The attached file is chapter 10-12 of Raising Cain book
Answer each questions below at least 300 words.
- According to Thompson and Kindlon, “The fact that relationships don’t come easily and naturally for many—even most—boys is the result of the conflict they experience between several powerful forces in their psyches and the failure of their emotional education to prepare them for the work of intimacy and relationship.” Discuss this quotation. What are the “powerful forces” in boys’ psyches that Thompson and Kindlon are referring to? In what ways does our culture deny boys the tools that they need for relationships?
- Does anything you have read in Chapter 9—or elsewhere in this book—help explain the kinds of male behavior that the “me too” movement is intent on exposing and stopping?
- Kindlon and Thompson say that “everyone has a theory about what makes children violent.” What is their theory about what makes boys turn to violence? In other words, how do they explain the violent behavior of boys? What do you think of their ideas and why?
- Kindlon and Thompson say that in our culture men “are rarely celebrated for moral or emotional courage.” What is moral and emotional courage? What might be some examples of this kind of courage? How does it differ from the kinds of courage that boys are encouraged to have?
- Throughout this book, Kindlon and Thompson have been talking about “the big impossible.” Why do they think that our culture’s expectations for boys are “impossible”? Do you agree with them? What are some specific expectations that they think are impossible? What do you think?
- Kindlon and Thompson make seven suggestions that aim “to transform the way you nurture and protect the emotional life of the boy in your life.” Choose one of these suggestions and talk about why it might or might not be an effective way to approach some of the problems this book has discussed.

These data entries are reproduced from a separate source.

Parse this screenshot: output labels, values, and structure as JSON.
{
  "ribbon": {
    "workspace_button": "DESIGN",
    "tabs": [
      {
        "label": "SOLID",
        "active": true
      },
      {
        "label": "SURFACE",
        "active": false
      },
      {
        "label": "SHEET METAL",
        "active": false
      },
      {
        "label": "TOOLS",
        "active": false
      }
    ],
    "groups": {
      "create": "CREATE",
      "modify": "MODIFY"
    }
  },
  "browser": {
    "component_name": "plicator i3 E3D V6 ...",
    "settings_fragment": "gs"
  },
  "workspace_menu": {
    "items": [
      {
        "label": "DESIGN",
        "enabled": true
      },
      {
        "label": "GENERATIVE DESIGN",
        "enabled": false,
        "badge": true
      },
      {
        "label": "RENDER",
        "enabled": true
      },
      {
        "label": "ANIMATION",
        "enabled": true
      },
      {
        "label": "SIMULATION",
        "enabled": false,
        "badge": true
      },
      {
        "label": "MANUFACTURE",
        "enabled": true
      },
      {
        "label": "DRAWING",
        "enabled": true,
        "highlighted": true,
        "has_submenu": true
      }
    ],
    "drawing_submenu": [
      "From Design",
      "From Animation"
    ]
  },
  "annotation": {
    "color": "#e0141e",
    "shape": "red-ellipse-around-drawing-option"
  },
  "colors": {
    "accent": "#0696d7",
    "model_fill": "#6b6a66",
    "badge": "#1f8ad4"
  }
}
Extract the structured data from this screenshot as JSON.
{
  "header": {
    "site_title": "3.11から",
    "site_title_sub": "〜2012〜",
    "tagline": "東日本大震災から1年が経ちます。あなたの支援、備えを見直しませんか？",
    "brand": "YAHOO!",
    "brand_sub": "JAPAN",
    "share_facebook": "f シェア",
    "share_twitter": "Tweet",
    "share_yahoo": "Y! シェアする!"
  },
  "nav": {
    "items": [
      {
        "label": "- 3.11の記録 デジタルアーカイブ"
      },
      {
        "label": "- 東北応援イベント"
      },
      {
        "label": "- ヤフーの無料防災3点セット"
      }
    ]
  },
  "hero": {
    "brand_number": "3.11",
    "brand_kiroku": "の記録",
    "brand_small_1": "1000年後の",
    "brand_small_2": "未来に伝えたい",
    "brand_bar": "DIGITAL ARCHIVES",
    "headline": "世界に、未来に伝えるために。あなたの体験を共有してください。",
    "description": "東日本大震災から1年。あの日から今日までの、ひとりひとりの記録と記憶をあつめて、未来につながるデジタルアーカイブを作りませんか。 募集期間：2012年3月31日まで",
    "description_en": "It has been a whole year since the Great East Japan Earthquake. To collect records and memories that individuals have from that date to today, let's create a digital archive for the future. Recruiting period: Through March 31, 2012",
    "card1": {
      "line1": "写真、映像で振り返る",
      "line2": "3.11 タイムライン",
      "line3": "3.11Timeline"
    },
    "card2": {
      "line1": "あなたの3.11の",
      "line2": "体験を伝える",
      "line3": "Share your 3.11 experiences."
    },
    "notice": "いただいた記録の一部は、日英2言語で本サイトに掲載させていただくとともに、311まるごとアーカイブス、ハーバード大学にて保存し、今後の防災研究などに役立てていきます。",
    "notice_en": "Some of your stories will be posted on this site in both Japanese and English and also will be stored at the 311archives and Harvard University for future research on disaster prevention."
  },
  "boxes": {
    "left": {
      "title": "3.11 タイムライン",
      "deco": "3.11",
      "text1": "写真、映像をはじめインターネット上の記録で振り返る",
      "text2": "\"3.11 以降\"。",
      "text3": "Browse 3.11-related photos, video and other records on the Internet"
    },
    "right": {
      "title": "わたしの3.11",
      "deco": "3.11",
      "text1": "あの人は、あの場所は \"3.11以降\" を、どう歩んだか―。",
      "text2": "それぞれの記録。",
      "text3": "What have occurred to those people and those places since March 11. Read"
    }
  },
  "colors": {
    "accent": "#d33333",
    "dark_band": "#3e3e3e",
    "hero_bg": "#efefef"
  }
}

- Kindlon and Thompson say that they hope their book would cause the reader to “examine his or her deepest assumptions about boys”? As a reader, do you think the book has succeeded? Have any of your assumptions about boys been challenged, and if so, which assumptions?